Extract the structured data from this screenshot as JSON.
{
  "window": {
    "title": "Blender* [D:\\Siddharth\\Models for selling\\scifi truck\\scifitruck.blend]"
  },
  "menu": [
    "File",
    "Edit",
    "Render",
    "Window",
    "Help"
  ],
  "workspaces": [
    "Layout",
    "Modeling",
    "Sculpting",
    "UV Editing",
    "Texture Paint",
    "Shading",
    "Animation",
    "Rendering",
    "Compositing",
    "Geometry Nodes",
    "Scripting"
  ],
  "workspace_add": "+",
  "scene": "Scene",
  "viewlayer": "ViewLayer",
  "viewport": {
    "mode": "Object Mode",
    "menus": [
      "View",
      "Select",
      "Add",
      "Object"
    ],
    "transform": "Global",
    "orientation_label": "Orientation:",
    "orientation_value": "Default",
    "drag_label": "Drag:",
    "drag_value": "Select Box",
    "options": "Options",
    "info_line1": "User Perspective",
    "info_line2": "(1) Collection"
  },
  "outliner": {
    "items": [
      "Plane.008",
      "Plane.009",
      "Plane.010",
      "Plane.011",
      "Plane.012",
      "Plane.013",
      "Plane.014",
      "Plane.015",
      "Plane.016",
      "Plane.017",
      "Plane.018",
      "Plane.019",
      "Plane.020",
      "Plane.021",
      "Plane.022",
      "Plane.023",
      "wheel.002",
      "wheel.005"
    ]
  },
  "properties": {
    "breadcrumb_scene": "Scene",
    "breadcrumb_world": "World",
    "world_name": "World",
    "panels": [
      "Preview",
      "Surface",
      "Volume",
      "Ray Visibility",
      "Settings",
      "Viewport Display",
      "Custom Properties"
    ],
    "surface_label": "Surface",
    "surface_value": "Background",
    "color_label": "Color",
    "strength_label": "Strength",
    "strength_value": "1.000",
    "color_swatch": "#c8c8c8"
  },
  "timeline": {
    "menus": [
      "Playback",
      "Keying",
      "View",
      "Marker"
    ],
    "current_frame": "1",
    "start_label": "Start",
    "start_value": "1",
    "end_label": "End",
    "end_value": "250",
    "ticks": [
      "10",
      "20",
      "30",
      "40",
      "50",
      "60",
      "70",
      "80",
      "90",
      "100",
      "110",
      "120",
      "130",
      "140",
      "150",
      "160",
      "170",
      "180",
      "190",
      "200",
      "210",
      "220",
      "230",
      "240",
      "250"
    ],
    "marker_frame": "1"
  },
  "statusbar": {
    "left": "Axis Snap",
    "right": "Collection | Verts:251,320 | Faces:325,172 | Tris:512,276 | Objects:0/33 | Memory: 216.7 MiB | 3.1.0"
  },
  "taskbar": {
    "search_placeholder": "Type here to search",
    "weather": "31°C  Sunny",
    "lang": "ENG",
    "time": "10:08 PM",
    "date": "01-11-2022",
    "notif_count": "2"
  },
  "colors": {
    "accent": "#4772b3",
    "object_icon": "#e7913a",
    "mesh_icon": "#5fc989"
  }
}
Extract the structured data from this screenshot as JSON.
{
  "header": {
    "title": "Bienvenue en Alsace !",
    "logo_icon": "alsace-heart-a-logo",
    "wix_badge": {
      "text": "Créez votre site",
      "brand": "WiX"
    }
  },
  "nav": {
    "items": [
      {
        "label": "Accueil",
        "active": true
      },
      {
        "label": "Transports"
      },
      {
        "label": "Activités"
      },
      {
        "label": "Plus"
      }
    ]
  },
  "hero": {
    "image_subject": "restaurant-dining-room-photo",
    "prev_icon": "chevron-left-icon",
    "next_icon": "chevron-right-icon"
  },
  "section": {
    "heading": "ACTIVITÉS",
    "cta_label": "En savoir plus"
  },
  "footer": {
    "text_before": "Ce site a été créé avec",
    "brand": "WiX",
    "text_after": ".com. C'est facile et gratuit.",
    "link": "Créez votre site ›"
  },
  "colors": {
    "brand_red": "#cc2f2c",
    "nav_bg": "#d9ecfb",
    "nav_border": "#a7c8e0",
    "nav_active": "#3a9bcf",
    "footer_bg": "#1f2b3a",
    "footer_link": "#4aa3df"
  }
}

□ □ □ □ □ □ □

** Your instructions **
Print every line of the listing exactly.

** Expected answer **
Extract the structured data from this screenshot as JSON.
{
  "window": {
    "title": "Blender* [D:\\Siddharth\\Models for selling\\scifi truck\\scifitruck.blend]"
  },
  "menu": [
    "File",
    "Edit",
    "Render",
    "Window",
    "Help"
  ],
  "workspaces": [
    "Layout",
    "Modeling",
    "Sculpting",
    "UV Editing",
    "Texture Paint",
    "Shading",
    "Animation",
    "Rendering",
    "Compositing",
    "Geometry Nodes",
    "Scripting"
  ],
  "workspace_add": "+",
  "scene": "Scene",
  "viewlayer": "ViewLayer",
  "viewport": {
    "mode": "Object Mode",
    "menus": [
      "View",
      "Select",
      "Add",
      "Object"
    ],
    "transform": "Global",
    "orientation_label": "Orientation:",
    "orientation_value": "Default",
    "drag_label": "Drag:",
    "drag_value": "Select Box",
    "options": "Options",
    "info_line1": "User Perspective",
    "info_line2": "(1) Collection"
  },
  "outliner": {
    "items": [
      "Plane.008",
      "Plane.009",
      "Plane.010",
      "Plane.011",
      "Plane.012",
      "Plane.013",
      "Plane.014",
      "Plane.015",
      "Plane.016",
      "Plane.017",
      "Plane.018",
      "Plane.019",
      "Plane.020",
      "Plane.021",
      "Plane.022",
      "Plane.023",
      "wheel.002",
      "wheel.005"
    ]
  },
  "properties": {
    "breadcrumb_scene": "Scene",
    "breadcrumb_world": "World",
    "world_name": "World",
    "panels": [
      "Preview",
      "Surface",
      "Volume",
      "Ray Visibility",
      "Settings",
      "Viewport Display",
      "Custom Properties"
    ],
    "surface_label": "Surface",
    "surface_value": "Background",
    "color_label": "Color",
    "strength_label": "Strength",
    "strength_value": "1.000",
    "color_swatch": "#c8c8c8"
  },
  "timeline": {
    "menus": [
      "Playback",
      "Keying",
      "View",
      "Marker"
    ],
    "current_frame": "1",
    "start_label": "Start",
    "start_value": "1",
    "end_label": "End",
    "end_value": "250",
    "ticks": [
      "10",
      "20",
      "30",
      "40",
      "50",
      "60",
      "70",
      "80",
      "90",
      "100",
      "110",
      "120",
      "130",
      "140",
      "150",
      "160",
      "170",
      "180",
      "190",
      "200",
      "210",
      "220",
      "230",
      "240",
      "250"
    ],
    "marker_frame": "1"
  },
  "statusbar": {
    "left": "Axis Snap",
    "right": "Collection | Verts:251,320 | Faces:325,172 | Tris:512,276 | Objects:0/33 | Memory: 216.7 MiB | 3.1.0"
  },
  "taskbar": {
    "search_placeholder": "Type here to search",
    "weather": "31°C  Sunny",
    "lang": "ENG",
    "time": "10:08 PM",
    "date": "01-11-2022",
    "notif_count": "2"
  },
  "colors": {
    "accent": "#4772b3",
    "object_icon": "#e7913a",
    "mesh_icon": "#5fc989"
  }
}
Extract the structured data from this screenshot as JSON.
{
  "header": {
    "title": "Bienvenue en Alsace !",
    "logo_icon": "alsace-heart-a-logo",
    "wix_badge": {
      "text": "Créez votre site",
      "brand": "WiX"
    }
  },
  "nav": {
    "items": [
      {
        "label": "Accueil",
        "active": true
      },
      {
        "label": "Transports"
      },
      {
        "label": "Activités"
      },
      {
        "label": "Plus"
      }
    ]
  },
  "hero": {
    "image_subject": "restaurant-dining-room-photo",
    "prev_icon": "chevron-left-icon",
    "next_icon": "chevron-right-icon"
  },
  "section": {
    "heading": "ACTIVITÉS",
    "cta_label": "En savoir plus"
  },
  "footer": {
    "text_before": "Ce site a été créé avec",
    "brand": "WiX",
    "text_after": ".com. C'est facile et gratuit.",
    "link": "Créez votre site ›"
  },
  "colors": {
    "brand_red": "#cc2f2c",
    "nav_bg": "#d9ecfb",
    "nav_border": "#a7c8e0",
    "nav_active": "#3a9bcf",
    "footer_bg": "#1f2b3a",
    "footer_link": "#4aa3df"
  }
}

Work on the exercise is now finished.